Carol Martin and her husband Richard went to Florida in February for their annual vacation, and stayed at a local Days Inn, local news outlet WFLA reports. Richard says that Carol spent some time in the hotel hot tub and, when they got back home, Carol noticed she had a sore on her butt.
"She had like a pimple come up on her right butt cheek. She said it was kind of painful," Richard told WFLA. Carol went to the doctor twice and was given several antibiotics, but the sore kept growing. "They finally decided to do a biopsy of the area after the third trip,” he said.
That’s when doctors discovered that Carol had necrotising fasciitis, a flesh-eating disease.
"In the emergency room they said 'we are sorry but she has a flesh-eating bacteria, we have to rush her to surgery right now,'" Richard told local news outlet WRTV.
Once she was diagnosed, Carol was rushed into surgery and spent 16 days in the ICU. She was released from the hospital, but days later she died at home.
According to WRTV, the Marion County Coroner is reportedly collecting tissue samples to determine whether the infection played a cause in Carol's death.
Richard says he isn’t totally sure where his wife contracted necrotizing fasciitis, but he suspects the hotel hot tub. "My thing is nobody else got it, the flesh eating bacteria. No one else got it, but she was the only one who got in the hot tub," he said, per WFLA.
The parent company of Days Inn, Wyndham Hotels, did not respond to a request for comment from WFLA.
What is necrotising fasciitis?
Necrotising fasciitis is a serious bacterial skin infection that spreads quickly and kills your body’s soft tissue, according to the Centres for Disease Control and Prevention. Necrotising fasciitis can be deadly in a short period of time, which is why the CDC says it’s so important to get an accurate diagnosis, treatment with antibiotics, and surgery to stop the infection
Necrotising fasciitis symptoms
People with necrotising fasciitis often have symptoms like pain, soreness, ulcers, blisters, and areas of swelling that spread quickly, as well as fever, chills, fatigue, and vomiting as the illness progresses. Since 2010, up to 1,200 cases have been diagnosed each year in the U.S., the CDC says.
How to prevent necrotising fasciitis
Most cases of necrotising fasciitis occur randomly, and, in general, the infection does not spread from person to person, according to the CDC. People usually get necrotising fasciitis after the bacteria makes its way into your body through a cut, scrape, or open wound, the Mayo Clinic says.

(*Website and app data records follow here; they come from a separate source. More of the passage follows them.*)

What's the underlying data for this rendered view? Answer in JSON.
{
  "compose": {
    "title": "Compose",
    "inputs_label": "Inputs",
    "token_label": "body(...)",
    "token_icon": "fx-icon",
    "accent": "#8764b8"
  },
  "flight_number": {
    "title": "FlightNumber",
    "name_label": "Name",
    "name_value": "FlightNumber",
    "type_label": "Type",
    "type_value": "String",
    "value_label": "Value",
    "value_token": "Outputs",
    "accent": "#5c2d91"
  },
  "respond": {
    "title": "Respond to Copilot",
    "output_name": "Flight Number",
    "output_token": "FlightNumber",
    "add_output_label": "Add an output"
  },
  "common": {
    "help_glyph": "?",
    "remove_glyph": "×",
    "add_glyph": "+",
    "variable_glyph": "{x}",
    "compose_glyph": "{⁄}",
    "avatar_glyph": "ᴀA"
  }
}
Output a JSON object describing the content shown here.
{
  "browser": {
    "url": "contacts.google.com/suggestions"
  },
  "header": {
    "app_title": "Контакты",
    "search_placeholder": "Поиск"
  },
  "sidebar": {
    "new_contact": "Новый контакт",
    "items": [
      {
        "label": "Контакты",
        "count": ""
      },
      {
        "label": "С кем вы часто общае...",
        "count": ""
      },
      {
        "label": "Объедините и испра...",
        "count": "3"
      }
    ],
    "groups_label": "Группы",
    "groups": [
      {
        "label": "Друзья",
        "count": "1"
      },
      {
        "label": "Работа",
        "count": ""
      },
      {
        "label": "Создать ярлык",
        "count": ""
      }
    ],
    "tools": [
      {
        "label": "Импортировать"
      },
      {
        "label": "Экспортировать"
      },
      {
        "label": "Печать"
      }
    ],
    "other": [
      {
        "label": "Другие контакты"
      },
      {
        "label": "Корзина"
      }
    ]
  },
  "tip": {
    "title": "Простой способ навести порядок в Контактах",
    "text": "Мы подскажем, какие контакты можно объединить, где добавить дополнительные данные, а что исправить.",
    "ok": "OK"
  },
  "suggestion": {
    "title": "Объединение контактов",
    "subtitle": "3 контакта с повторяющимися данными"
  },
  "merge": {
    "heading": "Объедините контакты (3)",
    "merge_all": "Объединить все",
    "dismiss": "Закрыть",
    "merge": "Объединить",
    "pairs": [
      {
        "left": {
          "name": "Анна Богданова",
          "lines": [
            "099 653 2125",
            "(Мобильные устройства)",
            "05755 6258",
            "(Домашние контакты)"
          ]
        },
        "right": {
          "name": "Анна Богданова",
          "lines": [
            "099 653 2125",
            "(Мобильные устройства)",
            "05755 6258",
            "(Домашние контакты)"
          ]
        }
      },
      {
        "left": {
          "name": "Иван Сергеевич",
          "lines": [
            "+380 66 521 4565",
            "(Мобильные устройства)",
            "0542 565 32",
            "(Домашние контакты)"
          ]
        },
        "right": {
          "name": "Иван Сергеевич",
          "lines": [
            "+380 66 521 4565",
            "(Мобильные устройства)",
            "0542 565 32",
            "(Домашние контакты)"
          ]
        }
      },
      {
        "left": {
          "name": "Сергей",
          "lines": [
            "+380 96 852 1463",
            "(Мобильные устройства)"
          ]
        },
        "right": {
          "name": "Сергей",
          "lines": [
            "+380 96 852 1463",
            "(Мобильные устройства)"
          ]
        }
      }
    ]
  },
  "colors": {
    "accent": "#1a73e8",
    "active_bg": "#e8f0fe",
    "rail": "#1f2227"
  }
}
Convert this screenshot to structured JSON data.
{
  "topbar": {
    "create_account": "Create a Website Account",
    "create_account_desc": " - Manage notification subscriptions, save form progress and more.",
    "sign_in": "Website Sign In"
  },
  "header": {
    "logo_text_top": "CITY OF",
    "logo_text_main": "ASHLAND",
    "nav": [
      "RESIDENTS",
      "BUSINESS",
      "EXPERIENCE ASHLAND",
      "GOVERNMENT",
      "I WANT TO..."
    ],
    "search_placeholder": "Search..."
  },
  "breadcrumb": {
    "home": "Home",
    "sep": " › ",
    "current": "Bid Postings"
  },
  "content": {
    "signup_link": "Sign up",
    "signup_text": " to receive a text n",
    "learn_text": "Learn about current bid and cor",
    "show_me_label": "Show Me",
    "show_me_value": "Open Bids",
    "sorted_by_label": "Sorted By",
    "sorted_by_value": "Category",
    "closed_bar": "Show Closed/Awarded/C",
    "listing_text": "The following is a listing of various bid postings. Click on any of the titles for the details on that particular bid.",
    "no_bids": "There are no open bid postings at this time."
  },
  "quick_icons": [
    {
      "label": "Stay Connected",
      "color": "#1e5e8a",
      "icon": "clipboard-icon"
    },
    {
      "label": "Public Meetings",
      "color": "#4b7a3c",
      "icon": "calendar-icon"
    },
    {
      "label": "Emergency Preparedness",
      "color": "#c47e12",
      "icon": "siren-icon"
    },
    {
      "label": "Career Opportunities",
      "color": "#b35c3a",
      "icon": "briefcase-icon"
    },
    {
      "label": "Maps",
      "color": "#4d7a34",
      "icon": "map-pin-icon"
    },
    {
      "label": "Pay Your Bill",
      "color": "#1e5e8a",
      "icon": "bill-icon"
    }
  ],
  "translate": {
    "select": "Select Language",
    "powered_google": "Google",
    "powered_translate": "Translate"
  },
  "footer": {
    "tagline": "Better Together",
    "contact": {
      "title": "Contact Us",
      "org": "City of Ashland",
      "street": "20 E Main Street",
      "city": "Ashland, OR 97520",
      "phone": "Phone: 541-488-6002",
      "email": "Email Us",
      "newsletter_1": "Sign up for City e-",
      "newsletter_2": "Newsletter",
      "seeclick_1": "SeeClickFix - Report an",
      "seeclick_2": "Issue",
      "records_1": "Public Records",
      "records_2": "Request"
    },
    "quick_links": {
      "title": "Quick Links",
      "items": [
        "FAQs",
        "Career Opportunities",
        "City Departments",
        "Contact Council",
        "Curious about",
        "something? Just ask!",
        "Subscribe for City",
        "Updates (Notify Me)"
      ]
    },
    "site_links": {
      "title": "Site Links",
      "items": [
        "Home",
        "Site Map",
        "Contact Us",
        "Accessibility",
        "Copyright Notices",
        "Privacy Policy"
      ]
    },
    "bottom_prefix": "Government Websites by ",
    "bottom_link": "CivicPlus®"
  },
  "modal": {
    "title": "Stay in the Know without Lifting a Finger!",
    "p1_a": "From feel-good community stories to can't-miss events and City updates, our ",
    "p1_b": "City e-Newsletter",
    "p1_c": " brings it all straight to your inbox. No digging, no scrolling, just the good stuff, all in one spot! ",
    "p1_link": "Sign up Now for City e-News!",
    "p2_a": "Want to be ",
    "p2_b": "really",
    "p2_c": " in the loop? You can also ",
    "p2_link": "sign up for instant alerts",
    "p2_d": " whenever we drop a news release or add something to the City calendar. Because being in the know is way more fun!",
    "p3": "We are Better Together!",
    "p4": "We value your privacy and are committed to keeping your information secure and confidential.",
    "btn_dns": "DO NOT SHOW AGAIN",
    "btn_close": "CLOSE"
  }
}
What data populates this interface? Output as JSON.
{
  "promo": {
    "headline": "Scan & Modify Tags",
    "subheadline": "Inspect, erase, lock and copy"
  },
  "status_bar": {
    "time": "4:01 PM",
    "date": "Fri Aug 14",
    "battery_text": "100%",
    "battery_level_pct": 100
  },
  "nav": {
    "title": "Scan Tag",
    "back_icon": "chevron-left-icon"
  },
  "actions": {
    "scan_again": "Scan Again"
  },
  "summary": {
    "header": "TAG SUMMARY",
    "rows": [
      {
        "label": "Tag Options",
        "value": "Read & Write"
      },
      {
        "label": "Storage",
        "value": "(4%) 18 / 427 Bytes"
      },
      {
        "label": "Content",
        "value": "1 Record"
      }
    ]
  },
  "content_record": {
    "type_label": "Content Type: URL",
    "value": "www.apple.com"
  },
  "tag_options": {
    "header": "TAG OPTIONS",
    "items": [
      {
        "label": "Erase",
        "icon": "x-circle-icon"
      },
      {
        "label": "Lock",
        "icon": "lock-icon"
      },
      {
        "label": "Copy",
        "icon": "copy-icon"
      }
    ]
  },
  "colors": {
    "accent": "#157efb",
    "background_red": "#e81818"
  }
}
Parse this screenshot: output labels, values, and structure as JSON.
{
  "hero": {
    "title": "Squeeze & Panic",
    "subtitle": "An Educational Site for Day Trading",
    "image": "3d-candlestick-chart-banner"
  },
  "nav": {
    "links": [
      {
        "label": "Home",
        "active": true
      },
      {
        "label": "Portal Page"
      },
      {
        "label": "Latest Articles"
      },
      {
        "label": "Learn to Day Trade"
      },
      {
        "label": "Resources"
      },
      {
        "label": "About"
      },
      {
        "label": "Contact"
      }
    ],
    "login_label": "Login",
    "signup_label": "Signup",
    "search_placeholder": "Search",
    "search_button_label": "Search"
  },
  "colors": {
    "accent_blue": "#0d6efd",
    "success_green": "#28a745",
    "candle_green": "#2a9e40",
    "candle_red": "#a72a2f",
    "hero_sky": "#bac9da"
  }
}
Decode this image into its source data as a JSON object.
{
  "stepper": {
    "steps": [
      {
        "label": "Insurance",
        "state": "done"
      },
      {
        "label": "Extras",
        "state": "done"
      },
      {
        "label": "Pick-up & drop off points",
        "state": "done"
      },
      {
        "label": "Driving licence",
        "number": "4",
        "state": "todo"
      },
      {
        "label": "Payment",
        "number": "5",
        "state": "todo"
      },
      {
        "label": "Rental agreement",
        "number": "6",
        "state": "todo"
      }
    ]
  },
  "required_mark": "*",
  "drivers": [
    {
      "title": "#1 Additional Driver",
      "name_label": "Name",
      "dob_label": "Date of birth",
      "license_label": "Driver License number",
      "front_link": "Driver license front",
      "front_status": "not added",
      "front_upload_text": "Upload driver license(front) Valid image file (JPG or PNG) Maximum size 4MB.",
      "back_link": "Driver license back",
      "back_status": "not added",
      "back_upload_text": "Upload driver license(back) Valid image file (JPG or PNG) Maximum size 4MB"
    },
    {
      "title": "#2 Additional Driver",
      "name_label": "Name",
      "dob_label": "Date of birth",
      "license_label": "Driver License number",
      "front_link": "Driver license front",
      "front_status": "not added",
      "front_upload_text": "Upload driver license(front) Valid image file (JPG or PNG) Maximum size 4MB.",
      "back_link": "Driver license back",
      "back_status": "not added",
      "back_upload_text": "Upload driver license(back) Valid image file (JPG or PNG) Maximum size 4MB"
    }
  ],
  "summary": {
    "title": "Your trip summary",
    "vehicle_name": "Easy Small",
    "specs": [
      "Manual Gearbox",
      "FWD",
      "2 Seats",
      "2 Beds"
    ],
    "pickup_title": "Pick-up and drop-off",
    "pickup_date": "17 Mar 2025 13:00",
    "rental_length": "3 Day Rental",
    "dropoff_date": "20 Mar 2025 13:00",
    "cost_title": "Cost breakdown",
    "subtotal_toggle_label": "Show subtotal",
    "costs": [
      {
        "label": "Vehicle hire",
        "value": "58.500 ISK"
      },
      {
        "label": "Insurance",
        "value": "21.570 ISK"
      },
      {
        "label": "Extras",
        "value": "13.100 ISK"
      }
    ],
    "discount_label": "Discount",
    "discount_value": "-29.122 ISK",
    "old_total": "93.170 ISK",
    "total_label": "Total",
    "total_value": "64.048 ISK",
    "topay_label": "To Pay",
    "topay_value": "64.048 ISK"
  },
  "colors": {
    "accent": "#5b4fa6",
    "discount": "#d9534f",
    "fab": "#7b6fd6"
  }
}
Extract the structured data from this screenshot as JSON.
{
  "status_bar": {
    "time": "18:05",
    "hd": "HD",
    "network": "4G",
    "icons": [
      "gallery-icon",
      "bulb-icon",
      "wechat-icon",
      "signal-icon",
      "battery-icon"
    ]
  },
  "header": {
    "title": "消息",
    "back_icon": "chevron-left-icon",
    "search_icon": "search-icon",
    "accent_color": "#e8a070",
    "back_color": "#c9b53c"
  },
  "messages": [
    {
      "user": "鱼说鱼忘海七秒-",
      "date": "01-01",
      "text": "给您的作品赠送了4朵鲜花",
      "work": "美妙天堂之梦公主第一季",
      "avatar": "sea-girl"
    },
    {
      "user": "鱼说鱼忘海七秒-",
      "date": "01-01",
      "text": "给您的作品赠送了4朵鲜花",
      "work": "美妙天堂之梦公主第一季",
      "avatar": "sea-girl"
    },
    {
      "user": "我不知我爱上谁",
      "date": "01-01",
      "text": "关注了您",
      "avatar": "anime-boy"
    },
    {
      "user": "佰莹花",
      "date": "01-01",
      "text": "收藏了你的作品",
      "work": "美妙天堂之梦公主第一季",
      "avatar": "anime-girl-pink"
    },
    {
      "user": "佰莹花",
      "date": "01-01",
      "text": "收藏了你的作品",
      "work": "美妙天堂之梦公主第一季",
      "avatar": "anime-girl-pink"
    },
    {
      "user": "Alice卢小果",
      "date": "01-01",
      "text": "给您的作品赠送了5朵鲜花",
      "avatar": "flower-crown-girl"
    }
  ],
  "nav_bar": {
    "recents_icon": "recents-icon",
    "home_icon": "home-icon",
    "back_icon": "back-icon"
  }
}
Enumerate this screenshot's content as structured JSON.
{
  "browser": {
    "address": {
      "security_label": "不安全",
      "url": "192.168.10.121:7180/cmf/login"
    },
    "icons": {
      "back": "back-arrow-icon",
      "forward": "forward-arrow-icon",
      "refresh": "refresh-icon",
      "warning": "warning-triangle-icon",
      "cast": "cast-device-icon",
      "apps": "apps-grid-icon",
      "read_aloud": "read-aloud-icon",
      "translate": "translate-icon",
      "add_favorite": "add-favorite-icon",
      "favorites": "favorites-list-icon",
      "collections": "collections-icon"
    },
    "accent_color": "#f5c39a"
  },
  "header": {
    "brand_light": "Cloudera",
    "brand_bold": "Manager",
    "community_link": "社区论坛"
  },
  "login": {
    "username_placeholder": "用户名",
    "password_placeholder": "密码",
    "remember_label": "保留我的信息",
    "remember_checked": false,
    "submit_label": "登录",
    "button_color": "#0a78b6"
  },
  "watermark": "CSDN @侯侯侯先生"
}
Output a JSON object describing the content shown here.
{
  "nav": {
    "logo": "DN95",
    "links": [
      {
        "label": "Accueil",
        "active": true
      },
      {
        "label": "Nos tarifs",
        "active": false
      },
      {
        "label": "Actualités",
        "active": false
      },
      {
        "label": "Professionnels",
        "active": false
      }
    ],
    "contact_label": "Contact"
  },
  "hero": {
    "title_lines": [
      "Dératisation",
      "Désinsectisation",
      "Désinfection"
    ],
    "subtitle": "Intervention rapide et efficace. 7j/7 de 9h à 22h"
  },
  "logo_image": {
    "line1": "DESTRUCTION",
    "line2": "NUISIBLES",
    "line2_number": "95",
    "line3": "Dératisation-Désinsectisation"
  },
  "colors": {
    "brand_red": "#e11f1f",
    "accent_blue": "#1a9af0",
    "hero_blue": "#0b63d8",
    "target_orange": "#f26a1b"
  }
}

While necrotising fasciitis is rare—your chances of getting it are extremely low if you have a strong immune system and practice good hygiene—those with other health problems that weaken the immune system are more likely to get it than others.
The best way to lower the odds you’ll develop necrotising fasciitis is to clean any wound you get—even a scrape or blister—with soap and water, and to avoid spending time in whirlpools, hot tubs, swimming pools, and fresh water until your wound heals, the CDC says.
This article originally appeared on Women's Health US